RestrictedPython provides a way to define Policies, by redefining restricted versions of print, getattr, setattr, import, etc.. As shortcuts it offers three stripped down versions of Pythons __builtins__:

Predefined builtins

Todo

Describe more in details

  • safe_builtins a safe set of builtin modules and functions,
  • limited_builtins which provides restricted sequence types,
  • utility_builtins which provides access for standard modules math, random, string and for sets.

Guards

Todo

Describe Guards and predefined guard methods in details

RestrictedPython predefines several guarded access and manipulation methods:

  • guarded_setattr
  • guarded_delattr
  • guarded_iter_unpack_sequence
  • guarded_unpack_sequence

Those and additional methods rely on a helper construct full_write_guard, which is intended to help implement immutable and semi mutable objects and attributes.

Todo

Describe full_write_guard more in detail and how it works.

API overview

RestrictedPython has tree major scopes:

  1. compile_restricted methods:
RestrictedPython.compile_restricted(source, filename, mode, flags, dont_inherit, policy)

Compiles source code into interpretable byte code.

Parameters:
  • source (str or unicode text) – (required). The source code that should be compiled
  • filename (str or unicode text) – (optional).
  • mode (str or unicode text) – (optional).
  • flags (int) – (optional).
  • dont_inherit (int) – (optional).
  • policy (RestrictingNodeTransformer class) – (optional).
Returns:

Byte Code

RestrictedPython.compile_restricted_exec(source, filename, flags, dont_inherit, policy)

Compiles source code into interpretable byte code.

Parameters:
  • source (str or unicode text) – (required). The source code that should be compiled
  • filename (str or unicode text) – (optional).
  • flags (int) – (optional).
  • dont_inherit (int) – (optional).
  • policy (RestrictingNodeTransformer class) – (optional).
Returns:

CompileResult (a namedtuple with code, errors, warnings, used_names)

RestrictedPython.compile_restricted_eval(source, filename, flags, dont_inherit, policy)

Compiles source code into interpretable byte code.

Parameters:
  • source (str or unicode text) – (required). The source code that should be compiled
  • filename (str or unicode text) – (optional).
  • flags (int) – (optional).
  • dont_inherit (int) – (optional).
  • policy (RestrictingNodeTransformer class) – (optional).
Returns:

CompileResult (a namedtuple with code, errors, warnings, used_names)

RestrictedPython.compile_restricted_single(source, filename, flags, dont_inherit, policy)

Compiles source code into interpretable byte code.

Parameters:
  • source (str or unicode text) – (required). The source code that should be compiled
  • filename (str or unicode text) – (optional).
  • flags (int) – (optional).
  • dont_inherit (int) – (optional).
  • policy (RestrictingNodeTransformer class) – (optional).
Returns:

CompileResult (a namedtuple with code, errors, warnings, used_names)

RestrictedPython.compile_restricted_function(p, body, name, filename, globalize=None)

Compiles source code into interpretable byte code.
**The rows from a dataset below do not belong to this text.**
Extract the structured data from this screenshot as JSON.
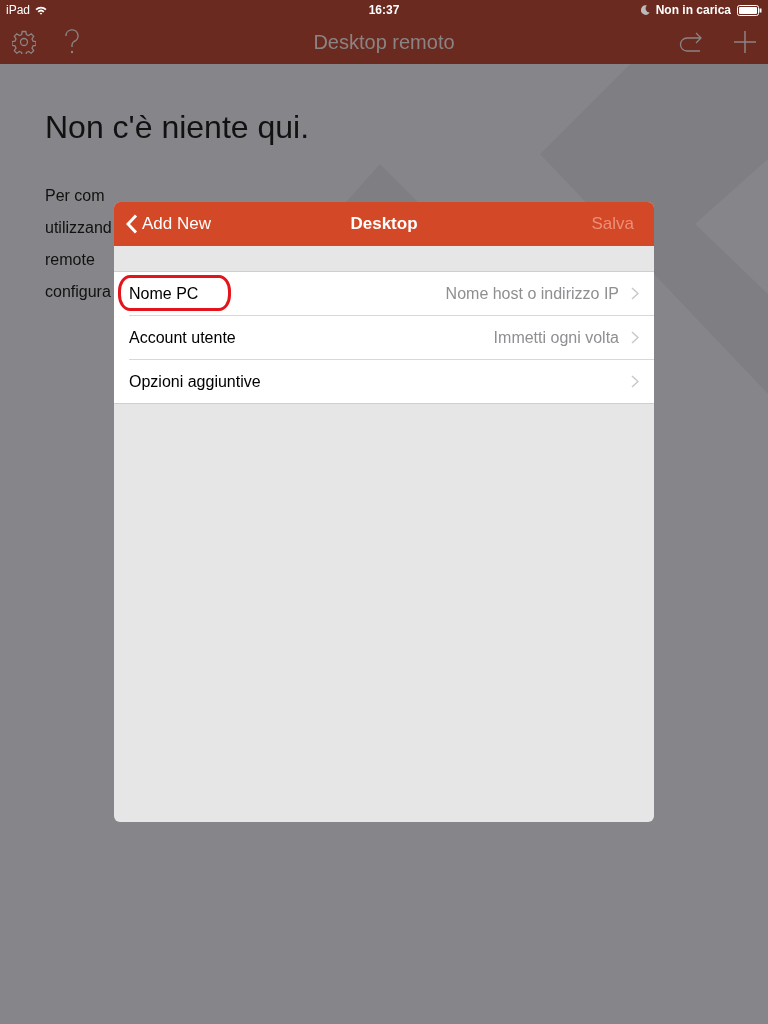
{
  "status_bar": {
    "carrier": "iPad",
    "time": "16:37",
    "battery_status": "Non in carica"
  },
  "nav_bar": {
    "title": "Desktop remoto"
  },
  "empty_state": {
    "heading": "Non c'è niente qui.",
    "paragraph_lines": [
      "Per  com",
      "utilizzand",
      "remote",
      "configura"
    ]
  },
  "dialog": {
    "back_label": "Add New",
    "title": "Desktop",
    "save_label": "Salva",
    "save_disabled": true,
    "rows": [
      {
        "label": "Nome PC",
        "value": "Nome host o indirizzo IP",
        "highlighted": true
      },
      {
        "label": "Account utente",
        "value": "Immetti ogni volta",
        "highlighted": false
      },
      {
        "label": "Opzioni aggiuntive",
        "highlighted": false
      }
    ]
  }
}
Parameters:
  • p – (required).
  • body – (required).
  • name (str or unicode text) – (required).
  • filename (str or unicode text) – (required).
  • globalize – (optional).
Returns:

byte code

  1. restricted builtins
  • safe_builtins
  • limited_builtins
  • utility_builtins
  1. helper modules
  • PrintCollector